SAAB Technologies has unveiled concepts for medium-altitude strike reconnaissance and high-altitude airborne early warning (AEW) unmanned air vehicles (UAVs) as part of a proposed low-cost approach to an internet-based command and control network being developed for the Swedish defence forces.
The concepts also include a low-observable 'leave behind' battle damage assessment UAV which would be carried by either the strike reconnaissance or manned strike aircraft.
The strike reconnaissance air vehicle, designated 'Skuadern', could fly as soon as 2006, with SAAB pushing the Swedish Ministry of Defence to fund construction of up to three demonstrator aircraft.
Skuadern would fly at speeds of up to Mach 3 with a range of 2,000km (1,080nm) and an endurance of 9h. The 2,000kg (4,400lb) aircraft would have a wing span of 4m (3ft 3in) and a length of 6m.

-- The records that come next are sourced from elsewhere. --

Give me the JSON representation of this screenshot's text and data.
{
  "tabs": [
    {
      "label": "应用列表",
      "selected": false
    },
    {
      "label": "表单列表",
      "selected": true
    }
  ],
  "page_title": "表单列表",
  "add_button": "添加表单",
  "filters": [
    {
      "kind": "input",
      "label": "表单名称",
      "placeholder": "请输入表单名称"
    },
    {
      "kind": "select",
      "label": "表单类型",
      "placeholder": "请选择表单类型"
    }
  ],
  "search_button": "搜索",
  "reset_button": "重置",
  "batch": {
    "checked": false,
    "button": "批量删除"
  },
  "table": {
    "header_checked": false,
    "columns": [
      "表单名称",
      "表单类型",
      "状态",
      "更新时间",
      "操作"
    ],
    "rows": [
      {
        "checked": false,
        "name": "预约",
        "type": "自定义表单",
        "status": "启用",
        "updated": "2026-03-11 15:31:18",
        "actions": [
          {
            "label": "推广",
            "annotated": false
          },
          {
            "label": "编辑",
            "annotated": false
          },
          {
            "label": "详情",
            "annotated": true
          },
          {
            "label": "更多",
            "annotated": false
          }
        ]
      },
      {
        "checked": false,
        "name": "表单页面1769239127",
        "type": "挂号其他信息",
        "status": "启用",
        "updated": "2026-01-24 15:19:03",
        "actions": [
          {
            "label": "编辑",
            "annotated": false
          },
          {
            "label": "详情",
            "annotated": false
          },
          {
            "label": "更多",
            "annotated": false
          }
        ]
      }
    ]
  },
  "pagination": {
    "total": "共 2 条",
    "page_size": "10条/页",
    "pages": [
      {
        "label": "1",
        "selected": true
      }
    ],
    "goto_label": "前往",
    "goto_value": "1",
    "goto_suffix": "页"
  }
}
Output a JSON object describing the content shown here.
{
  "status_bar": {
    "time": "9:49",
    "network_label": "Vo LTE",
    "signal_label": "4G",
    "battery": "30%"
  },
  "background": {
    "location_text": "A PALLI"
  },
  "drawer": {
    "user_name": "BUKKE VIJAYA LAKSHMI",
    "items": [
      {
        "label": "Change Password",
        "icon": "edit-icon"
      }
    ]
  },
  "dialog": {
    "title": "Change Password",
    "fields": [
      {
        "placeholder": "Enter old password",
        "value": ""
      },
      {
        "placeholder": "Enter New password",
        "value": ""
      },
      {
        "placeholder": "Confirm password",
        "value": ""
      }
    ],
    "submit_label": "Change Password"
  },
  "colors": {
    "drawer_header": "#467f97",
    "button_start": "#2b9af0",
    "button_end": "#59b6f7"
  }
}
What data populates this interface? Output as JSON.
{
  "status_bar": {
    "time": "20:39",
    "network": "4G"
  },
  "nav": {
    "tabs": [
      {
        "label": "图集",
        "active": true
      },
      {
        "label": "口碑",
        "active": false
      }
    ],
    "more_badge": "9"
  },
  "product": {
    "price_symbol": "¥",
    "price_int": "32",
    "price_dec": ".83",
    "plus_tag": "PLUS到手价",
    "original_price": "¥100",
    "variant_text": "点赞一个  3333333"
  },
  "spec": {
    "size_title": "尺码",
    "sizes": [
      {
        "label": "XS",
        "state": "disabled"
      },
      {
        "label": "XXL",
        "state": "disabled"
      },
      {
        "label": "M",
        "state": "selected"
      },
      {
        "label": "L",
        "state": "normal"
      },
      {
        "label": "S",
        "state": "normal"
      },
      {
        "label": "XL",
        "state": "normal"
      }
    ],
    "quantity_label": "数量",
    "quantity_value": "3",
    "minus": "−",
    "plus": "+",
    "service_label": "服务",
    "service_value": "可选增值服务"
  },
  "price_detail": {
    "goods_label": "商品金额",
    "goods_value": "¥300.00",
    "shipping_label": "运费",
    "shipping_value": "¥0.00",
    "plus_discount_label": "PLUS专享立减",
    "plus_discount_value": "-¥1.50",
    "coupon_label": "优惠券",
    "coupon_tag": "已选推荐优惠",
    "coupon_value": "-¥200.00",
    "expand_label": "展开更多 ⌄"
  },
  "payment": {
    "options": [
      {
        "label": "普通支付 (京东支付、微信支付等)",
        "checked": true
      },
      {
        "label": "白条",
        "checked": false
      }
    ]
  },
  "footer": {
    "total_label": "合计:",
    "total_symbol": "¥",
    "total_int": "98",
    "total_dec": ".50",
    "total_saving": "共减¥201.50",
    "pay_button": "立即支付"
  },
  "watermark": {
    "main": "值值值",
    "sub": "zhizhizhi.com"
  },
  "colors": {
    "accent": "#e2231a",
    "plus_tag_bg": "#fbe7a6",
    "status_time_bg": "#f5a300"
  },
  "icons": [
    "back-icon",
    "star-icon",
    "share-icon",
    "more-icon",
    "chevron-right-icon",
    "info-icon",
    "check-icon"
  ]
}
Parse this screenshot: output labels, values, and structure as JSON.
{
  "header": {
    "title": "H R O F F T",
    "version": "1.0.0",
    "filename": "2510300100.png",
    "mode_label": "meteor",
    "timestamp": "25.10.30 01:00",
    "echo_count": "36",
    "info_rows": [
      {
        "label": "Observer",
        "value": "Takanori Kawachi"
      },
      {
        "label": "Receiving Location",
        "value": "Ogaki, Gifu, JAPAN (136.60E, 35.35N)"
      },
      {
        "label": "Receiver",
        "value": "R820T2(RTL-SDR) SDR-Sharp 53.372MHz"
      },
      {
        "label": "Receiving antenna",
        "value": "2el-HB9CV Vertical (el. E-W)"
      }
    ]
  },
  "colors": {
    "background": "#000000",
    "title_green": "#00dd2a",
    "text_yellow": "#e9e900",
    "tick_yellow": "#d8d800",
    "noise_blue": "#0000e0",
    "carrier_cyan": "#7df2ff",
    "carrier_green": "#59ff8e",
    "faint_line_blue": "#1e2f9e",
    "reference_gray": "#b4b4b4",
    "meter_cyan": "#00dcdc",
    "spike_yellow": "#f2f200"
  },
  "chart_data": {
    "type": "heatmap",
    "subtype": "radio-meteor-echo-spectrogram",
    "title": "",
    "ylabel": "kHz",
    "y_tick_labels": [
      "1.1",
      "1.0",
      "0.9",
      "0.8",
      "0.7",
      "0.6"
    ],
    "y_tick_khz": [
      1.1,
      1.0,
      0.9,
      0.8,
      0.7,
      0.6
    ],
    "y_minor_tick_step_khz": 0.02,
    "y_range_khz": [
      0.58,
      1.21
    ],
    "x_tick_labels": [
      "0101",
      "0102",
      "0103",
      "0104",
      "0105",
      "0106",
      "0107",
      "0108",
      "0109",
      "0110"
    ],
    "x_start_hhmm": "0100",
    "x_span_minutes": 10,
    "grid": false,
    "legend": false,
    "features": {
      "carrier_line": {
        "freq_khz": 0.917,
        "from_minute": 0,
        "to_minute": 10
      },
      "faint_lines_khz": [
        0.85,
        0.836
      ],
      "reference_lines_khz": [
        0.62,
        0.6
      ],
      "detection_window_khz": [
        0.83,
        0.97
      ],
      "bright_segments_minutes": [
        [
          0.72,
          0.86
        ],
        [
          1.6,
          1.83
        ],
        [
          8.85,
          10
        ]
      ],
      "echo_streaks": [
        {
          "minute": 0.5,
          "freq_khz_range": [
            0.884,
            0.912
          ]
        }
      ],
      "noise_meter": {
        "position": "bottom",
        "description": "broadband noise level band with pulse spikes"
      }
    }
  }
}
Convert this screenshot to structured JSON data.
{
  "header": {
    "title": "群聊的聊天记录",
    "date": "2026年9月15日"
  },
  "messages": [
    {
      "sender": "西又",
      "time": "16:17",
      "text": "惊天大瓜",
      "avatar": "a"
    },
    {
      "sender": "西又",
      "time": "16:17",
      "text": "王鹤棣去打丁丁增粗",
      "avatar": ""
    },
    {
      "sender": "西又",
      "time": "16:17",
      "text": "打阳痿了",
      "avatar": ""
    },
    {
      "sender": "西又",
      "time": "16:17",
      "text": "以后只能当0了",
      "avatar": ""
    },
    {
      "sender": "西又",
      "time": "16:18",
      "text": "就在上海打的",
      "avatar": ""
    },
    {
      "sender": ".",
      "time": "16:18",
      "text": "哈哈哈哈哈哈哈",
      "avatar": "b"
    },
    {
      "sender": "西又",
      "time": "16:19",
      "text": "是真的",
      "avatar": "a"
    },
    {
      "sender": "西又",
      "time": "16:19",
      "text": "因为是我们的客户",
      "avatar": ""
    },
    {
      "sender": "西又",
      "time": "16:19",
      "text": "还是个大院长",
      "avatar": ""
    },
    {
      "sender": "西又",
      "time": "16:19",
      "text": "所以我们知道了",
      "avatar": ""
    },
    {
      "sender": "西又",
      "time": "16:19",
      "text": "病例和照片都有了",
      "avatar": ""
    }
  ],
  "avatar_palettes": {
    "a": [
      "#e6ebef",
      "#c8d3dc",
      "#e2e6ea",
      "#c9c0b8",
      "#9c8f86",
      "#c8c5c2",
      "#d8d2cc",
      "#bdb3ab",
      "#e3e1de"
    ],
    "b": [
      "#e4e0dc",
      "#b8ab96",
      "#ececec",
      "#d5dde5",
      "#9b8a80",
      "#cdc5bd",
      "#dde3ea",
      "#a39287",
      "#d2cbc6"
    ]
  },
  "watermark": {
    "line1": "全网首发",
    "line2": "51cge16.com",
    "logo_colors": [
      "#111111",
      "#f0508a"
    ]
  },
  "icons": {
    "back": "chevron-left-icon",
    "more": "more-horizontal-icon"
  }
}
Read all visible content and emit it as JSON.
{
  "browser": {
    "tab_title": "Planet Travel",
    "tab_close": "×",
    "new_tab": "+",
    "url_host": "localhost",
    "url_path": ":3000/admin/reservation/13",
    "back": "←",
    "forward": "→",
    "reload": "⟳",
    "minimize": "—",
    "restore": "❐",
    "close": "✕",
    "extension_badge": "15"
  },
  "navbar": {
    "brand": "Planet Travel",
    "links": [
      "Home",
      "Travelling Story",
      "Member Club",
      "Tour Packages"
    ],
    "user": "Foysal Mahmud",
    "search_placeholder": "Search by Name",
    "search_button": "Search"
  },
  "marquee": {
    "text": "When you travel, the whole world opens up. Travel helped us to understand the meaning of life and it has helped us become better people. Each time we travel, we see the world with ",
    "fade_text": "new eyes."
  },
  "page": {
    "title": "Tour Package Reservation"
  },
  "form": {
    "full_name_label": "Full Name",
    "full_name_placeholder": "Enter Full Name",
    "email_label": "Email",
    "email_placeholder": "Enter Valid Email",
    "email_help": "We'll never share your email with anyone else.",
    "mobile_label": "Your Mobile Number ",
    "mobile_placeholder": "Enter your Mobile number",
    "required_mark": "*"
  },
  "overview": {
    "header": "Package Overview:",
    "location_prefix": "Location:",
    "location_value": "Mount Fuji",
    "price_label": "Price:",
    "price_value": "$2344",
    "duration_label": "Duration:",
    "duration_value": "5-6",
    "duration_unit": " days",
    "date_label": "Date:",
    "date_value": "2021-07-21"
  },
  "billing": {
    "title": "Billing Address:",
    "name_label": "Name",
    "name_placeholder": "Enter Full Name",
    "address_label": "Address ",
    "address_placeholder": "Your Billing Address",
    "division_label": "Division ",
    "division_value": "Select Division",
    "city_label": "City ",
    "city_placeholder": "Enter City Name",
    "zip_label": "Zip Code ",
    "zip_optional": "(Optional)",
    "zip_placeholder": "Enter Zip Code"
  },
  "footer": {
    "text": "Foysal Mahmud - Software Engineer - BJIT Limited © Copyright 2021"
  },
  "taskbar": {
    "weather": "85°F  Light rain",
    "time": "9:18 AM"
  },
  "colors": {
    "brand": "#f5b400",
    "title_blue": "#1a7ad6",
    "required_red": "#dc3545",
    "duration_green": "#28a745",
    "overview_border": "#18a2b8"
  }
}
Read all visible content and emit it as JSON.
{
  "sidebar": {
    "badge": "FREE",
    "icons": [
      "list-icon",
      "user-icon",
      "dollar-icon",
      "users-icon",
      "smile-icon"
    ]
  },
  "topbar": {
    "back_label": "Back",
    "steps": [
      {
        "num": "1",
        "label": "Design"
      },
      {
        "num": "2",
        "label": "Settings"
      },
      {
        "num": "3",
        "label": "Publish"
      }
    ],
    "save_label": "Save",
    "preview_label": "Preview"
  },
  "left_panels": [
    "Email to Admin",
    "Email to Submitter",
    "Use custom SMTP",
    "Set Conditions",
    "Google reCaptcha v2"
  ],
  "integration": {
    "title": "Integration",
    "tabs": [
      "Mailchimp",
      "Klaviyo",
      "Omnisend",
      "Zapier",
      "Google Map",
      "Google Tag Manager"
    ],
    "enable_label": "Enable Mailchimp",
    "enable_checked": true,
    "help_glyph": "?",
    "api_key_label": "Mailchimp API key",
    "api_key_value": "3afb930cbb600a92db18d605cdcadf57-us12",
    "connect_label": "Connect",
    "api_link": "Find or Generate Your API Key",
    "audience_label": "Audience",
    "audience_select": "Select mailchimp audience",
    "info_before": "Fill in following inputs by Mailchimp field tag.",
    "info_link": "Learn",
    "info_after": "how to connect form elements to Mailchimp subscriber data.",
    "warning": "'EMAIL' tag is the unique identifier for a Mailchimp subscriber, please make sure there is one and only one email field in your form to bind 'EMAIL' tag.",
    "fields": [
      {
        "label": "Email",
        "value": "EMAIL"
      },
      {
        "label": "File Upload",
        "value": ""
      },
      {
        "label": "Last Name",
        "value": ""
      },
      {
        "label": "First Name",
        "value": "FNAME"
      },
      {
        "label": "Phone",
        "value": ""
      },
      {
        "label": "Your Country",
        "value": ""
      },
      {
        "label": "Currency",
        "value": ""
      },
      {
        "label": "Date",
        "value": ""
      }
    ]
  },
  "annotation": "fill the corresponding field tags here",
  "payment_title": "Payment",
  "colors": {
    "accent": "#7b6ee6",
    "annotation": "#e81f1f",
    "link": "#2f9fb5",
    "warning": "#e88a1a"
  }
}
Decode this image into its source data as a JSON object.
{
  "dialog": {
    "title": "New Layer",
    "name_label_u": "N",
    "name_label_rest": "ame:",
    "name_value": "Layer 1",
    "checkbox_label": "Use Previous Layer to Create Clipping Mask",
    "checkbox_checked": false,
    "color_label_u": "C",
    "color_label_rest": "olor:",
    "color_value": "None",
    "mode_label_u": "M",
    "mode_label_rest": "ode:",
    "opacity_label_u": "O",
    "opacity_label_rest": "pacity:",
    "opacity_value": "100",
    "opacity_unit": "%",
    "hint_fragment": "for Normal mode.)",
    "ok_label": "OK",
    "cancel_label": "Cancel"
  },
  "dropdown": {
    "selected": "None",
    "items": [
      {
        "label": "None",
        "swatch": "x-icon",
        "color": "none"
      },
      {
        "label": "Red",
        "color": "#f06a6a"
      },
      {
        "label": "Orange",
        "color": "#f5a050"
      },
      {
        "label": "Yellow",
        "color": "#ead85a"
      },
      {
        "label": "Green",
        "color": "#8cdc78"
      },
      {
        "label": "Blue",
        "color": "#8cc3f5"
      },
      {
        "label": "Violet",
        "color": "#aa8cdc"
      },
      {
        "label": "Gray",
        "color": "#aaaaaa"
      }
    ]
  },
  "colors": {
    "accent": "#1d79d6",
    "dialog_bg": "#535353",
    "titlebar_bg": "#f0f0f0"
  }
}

The AEW UAV, designated 'Gladen', would carry the Ericsson Erieye phased array radar now in service with the Swedish air force, but could also be equipped simultaneously with Ericsson's Carabas foliage penetration radar and a synthetic aperture radar ground imaging system.
SAAB says the surveillance aircraft, with a 40m² high aspect-ratio wing, would be capable of sustained operations for up to 32h at altitudes of 49,000-58,000ft (15,000-19,000m).
The leave-behind UAV, designated 'Getoga', is a 6m-long, 1,400kg vehicle carrying infra-red and electro-optic sensors assess battle damage and monitor recovery operations for up to 5h.
All three UAV types would draw heavily on technology developed for Gripen. Command and control would be via an in-theatre battlefield network based on broadband communications using wireless Internet protocol (IP).
The Swedish Ministry of Defence plans to test the use of wireless IP as the basis of an extended command and control system in a demonstration program known as LedysystT [correct] commencing in 2002.
Airborne trials, with wireless IP nodes fitted to Swedish Air Force Gripen aircraft as well as maritime and land-based platforms are to commence in 2005. The programme is intended to culminate in the fielding of operational systems in the 2010-2020 timeframe.
Source: Flight International